Seminar on the topic ‘Liberty to Spy? Peacetime Espionage and International Law’
Dr. Asaf Lubin is an Affiliate at the Berkman Klein Center for Internet and Society at Harvard Law School and a Visiting Fellow at the Information Society Project at Yale Law School. Prior to taking these positions Dr. Lubin completed a joint LL.B./B.A. degree in Law and International Relations at Hebrew University in Jerusalem and an LL.M. and J.S.D. degrees at Yale Law School. Dr. Lubin has recently accepted a position as an Associate Professor at Indiana University Maurer School of Law to begin this fall where he will be teaching courses in public international law and cybersecurity law. Dr. Lubin’s presentation on the international law of espionage is based on his doctoral dissertation at Yale Law School further rooted in his experience both as a former intelligence analyst (Sergeant Major (Res.)) with Israeli Intelligence and as the 2017-2018 Robert L. Bernstein International Human Rights Fellow at Privacy International, a London-based NGO that fights to curtail illegal surveillance.
The notion that international law is moot as to the question of if, when, and how intelligence is to be collected, analyzed, and promulgated, has been repeated so many times that it has become the prevailing orthodoxy. Many international legal thinkers today reject the idea that there are any customary rules or general principles of law that might govern the shadowy practice of spooks and saboteurs. In this presentation Dr. Lubin will propose a new and innovative legal framework for controlling the normative relationship between spy and spied, relying on a body of moral philosophy and intelligence ethics literature so far ignored by legal scholars. This framework diagnoses the legality of covert interstate peacetime intelligence operations at three distinct temporal stages: before (jus ad explorationem), during (jus in exploratione), and after (jus post explorationem) each operation. From non-official covers (NOCs) tactics in clandestine human intelligence gathering to cyber intrusions and mass digital interceptions, the proposed framework applies to all aspects of a State’s intelligence collection, analysis, and promulgation efforts.

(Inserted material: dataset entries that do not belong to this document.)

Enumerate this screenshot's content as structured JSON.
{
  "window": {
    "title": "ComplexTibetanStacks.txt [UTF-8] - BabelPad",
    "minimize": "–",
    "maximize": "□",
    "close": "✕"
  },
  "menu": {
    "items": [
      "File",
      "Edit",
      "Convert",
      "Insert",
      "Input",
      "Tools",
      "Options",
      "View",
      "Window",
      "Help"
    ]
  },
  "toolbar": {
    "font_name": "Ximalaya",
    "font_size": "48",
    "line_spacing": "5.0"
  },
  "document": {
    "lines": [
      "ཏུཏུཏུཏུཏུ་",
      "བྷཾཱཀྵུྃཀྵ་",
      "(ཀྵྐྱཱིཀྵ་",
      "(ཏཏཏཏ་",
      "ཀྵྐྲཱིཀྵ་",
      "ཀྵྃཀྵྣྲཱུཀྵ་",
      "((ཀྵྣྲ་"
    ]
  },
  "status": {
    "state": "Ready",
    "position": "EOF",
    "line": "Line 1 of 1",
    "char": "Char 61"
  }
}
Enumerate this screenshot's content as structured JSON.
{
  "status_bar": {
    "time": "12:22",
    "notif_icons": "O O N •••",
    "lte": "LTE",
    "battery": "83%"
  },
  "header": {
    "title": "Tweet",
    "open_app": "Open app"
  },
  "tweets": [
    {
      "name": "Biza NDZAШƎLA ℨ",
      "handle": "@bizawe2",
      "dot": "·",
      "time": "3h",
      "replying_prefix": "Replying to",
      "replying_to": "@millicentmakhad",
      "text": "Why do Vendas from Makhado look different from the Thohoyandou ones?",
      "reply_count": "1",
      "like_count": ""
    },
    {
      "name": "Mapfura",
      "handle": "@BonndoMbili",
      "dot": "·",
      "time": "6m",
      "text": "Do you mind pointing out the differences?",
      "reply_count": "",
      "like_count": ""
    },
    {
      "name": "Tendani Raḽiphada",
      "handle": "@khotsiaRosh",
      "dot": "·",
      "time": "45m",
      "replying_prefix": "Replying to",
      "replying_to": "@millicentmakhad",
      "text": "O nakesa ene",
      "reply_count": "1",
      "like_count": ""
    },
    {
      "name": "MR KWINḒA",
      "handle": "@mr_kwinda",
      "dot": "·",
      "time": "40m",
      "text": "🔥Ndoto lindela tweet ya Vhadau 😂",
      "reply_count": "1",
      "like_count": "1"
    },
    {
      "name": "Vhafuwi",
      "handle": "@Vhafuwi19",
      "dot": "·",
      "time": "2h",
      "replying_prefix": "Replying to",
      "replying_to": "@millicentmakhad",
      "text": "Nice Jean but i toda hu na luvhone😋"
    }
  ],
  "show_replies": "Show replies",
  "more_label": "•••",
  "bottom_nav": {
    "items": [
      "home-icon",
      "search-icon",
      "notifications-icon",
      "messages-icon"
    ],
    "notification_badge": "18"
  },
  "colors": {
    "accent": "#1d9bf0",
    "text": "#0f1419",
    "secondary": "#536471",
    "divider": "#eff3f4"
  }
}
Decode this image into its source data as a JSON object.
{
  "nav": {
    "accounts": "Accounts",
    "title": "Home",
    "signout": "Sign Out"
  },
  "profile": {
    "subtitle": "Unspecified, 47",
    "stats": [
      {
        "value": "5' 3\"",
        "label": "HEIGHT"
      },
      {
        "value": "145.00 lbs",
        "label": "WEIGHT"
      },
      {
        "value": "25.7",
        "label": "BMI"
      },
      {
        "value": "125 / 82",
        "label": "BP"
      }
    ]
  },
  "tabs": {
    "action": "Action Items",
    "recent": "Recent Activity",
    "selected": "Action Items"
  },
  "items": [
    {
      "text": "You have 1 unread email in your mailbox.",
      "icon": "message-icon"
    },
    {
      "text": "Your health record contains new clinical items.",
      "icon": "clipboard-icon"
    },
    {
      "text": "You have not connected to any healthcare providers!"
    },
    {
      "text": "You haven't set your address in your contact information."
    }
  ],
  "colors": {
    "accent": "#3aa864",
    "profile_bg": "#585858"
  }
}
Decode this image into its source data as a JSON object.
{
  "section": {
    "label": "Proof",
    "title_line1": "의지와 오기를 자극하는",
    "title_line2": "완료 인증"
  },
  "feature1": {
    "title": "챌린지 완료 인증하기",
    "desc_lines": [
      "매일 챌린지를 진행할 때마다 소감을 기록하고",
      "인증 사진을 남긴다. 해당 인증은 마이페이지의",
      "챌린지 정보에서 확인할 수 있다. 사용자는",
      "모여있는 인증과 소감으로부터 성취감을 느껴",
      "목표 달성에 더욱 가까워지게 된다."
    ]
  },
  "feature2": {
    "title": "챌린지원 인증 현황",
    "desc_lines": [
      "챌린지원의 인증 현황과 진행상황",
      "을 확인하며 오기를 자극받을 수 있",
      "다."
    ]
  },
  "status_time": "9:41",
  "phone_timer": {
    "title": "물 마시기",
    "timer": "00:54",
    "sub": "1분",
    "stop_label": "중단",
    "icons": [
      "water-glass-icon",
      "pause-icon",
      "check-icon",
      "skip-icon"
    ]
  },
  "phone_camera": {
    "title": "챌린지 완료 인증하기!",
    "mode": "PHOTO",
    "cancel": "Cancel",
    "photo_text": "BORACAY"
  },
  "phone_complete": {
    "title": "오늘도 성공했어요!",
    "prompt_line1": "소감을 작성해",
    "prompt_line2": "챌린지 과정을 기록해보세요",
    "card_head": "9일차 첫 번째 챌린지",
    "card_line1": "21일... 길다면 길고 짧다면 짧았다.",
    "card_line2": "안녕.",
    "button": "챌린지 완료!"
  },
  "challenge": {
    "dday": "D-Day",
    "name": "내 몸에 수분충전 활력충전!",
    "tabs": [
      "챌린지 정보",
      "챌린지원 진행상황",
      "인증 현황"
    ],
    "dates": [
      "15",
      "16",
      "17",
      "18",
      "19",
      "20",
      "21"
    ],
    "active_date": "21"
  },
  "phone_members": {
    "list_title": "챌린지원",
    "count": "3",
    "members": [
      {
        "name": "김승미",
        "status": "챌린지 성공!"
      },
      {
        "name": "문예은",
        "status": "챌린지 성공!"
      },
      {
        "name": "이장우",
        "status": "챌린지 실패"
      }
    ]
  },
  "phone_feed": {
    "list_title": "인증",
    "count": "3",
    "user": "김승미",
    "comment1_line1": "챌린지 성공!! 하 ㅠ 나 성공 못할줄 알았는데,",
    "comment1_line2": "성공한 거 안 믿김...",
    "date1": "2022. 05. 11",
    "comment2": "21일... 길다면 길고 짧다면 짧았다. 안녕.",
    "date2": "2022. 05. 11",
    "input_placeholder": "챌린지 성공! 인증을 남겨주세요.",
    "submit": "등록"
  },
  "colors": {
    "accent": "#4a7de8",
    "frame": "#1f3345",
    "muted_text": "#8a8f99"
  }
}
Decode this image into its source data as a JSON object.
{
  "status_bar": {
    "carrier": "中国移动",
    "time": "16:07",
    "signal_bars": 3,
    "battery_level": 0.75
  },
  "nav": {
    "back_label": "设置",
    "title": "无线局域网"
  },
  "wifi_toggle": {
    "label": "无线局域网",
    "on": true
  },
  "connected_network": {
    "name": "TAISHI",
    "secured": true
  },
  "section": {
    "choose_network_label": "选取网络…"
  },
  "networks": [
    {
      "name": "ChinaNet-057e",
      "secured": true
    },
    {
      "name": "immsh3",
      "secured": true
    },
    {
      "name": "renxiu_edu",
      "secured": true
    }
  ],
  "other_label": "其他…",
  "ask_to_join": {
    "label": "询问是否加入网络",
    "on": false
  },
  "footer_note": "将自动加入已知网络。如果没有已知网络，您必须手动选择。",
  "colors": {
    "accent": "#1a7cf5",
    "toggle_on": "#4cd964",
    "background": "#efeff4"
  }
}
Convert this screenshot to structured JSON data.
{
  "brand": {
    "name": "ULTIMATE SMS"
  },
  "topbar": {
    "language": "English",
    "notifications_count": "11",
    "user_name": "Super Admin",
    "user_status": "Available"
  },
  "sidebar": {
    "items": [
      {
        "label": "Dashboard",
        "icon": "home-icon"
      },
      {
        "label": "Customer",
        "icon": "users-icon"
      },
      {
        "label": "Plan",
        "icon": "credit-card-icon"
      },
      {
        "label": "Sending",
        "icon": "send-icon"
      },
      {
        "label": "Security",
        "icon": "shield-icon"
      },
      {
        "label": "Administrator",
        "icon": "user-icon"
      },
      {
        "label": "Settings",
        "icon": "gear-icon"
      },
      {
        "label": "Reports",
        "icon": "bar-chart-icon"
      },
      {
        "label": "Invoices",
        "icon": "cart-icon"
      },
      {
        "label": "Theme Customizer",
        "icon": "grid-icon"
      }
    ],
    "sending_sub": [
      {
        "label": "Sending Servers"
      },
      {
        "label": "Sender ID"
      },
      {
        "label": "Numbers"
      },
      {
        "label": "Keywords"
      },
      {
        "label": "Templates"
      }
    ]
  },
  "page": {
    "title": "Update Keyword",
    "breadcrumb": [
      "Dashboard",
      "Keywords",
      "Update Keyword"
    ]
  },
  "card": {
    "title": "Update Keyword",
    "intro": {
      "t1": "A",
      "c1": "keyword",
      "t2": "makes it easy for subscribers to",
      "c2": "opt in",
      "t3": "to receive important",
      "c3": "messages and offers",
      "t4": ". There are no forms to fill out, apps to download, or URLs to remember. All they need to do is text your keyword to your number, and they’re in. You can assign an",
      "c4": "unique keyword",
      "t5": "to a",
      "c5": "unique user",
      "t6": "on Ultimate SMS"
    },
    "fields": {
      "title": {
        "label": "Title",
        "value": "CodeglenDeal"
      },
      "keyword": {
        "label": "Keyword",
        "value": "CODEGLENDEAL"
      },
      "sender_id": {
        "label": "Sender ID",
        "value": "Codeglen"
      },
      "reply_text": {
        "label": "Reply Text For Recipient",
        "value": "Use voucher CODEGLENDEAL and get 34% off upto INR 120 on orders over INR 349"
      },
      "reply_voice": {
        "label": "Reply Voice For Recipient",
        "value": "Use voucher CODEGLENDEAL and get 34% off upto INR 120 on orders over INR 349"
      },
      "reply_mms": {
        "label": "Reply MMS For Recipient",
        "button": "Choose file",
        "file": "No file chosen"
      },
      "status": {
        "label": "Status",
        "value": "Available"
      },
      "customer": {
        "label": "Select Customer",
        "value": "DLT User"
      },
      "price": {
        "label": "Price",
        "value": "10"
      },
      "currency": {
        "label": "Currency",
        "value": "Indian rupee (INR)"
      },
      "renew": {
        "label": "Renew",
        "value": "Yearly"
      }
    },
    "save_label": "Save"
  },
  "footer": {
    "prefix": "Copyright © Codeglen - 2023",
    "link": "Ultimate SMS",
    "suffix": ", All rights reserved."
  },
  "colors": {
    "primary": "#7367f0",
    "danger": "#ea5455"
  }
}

This presentation is part of a broader book project Dr. Lubin is currently working on titled: “The International Law of Intelligence: The World of Spycraft and the Law of Nations.” Dr. Lubin recently published “The Liberty to Spy” with the Harvard International Law Journal which explores some themes covered in the full manuscript. The paper is accessible at this link: https://papers.ssrn.com/sol3/papers.cfm?abstract_id=3327505.
Conference ID: 896 8362 0174